Task instructions → What lines in the records below include the word "screenshot"? Return each one.

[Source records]

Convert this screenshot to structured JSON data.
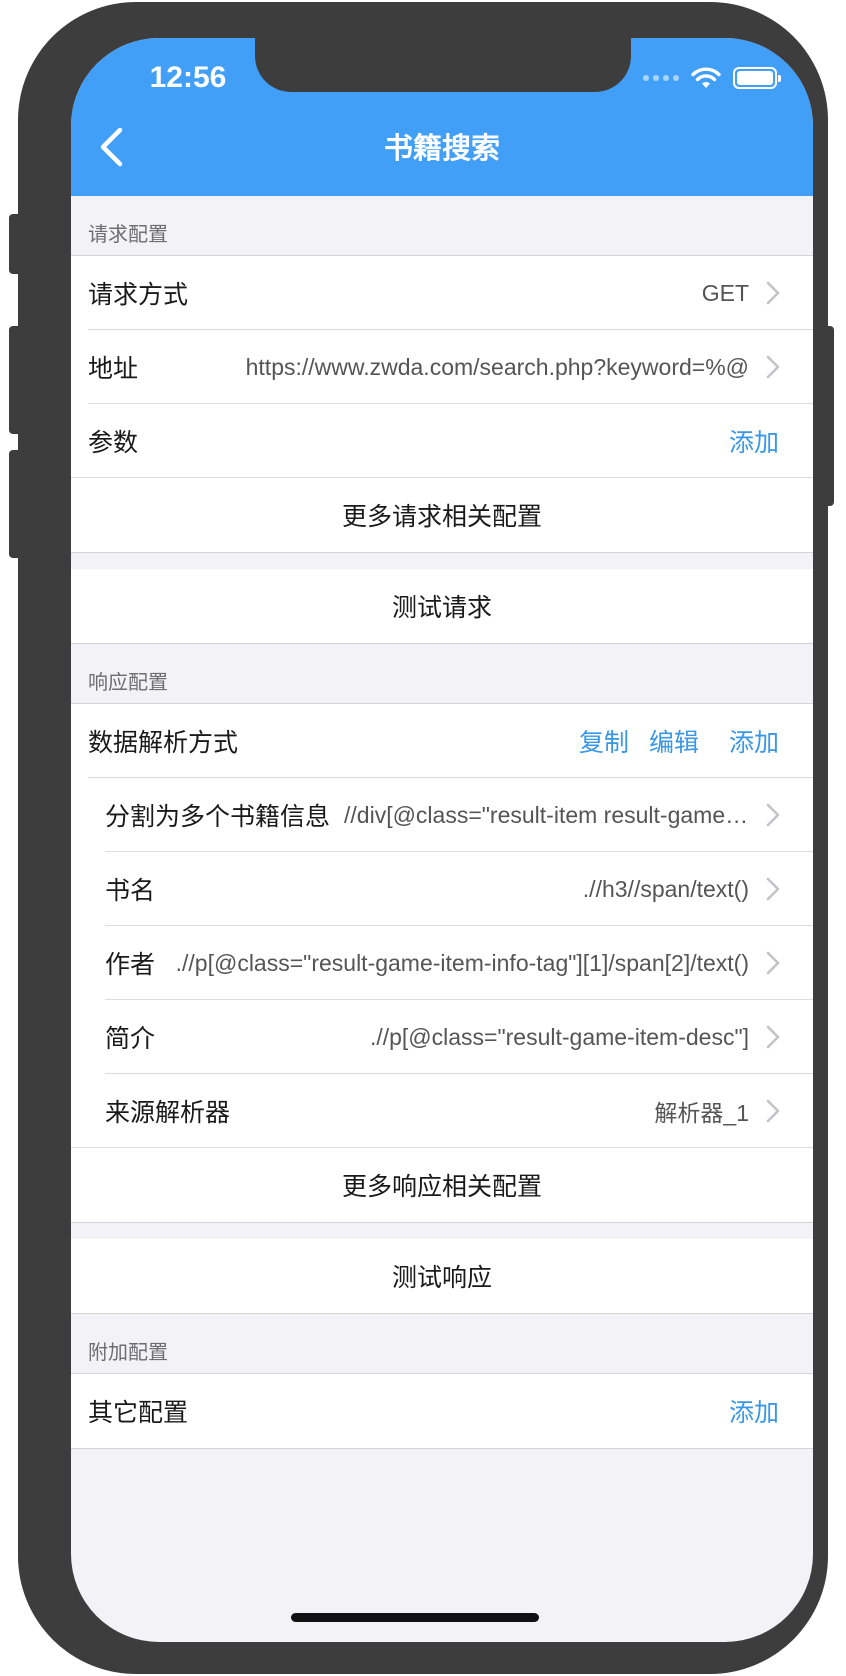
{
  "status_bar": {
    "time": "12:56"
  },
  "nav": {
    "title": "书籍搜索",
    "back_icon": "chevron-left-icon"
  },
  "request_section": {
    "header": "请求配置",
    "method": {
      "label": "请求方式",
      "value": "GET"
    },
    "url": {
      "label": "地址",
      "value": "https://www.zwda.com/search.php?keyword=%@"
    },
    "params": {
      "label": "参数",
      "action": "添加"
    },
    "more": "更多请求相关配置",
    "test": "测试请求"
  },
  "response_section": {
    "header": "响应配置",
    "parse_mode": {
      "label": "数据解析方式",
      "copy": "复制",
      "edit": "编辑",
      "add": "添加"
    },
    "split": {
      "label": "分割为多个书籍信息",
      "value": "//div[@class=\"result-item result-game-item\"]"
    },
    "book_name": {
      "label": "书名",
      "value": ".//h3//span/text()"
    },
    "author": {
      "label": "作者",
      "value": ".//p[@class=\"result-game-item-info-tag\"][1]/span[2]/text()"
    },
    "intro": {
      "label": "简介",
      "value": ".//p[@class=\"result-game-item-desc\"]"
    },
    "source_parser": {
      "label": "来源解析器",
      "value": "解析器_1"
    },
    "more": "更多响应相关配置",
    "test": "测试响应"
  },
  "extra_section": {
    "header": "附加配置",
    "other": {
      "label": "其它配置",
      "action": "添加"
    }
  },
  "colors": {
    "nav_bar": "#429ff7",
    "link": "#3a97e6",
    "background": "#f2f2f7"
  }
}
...
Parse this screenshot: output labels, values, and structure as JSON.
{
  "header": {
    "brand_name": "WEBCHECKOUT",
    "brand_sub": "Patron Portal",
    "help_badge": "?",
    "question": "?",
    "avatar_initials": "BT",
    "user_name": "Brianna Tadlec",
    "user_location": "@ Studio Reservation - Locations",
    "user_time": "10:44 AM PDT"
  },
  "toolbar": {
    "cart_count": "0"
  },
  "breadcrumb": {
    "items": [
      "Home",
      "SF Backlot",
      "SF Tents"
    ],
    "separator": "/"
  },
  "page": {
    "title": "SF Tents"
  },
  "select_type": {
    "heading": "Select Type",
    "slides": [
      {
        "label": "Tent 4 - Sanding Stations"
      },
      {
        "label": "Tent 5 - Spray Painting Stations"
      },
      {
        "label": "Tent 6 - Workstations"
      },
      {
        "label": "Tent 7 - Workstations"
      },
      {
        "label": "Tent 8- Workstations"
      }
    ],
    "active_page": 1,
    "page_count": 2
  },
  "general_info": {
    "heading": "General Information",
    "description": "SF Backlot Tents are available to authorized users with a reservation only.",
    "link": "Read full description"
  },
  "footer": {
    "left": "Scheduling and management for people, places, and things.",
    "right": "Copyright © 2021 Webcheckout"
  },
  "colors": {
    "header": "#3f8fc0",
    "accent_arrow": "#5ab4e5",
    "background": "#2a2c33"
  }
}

Problem solution →
Convert this screenshot to structured JSON data.
Parse this screenshot: output labels, values, and structure as JSON.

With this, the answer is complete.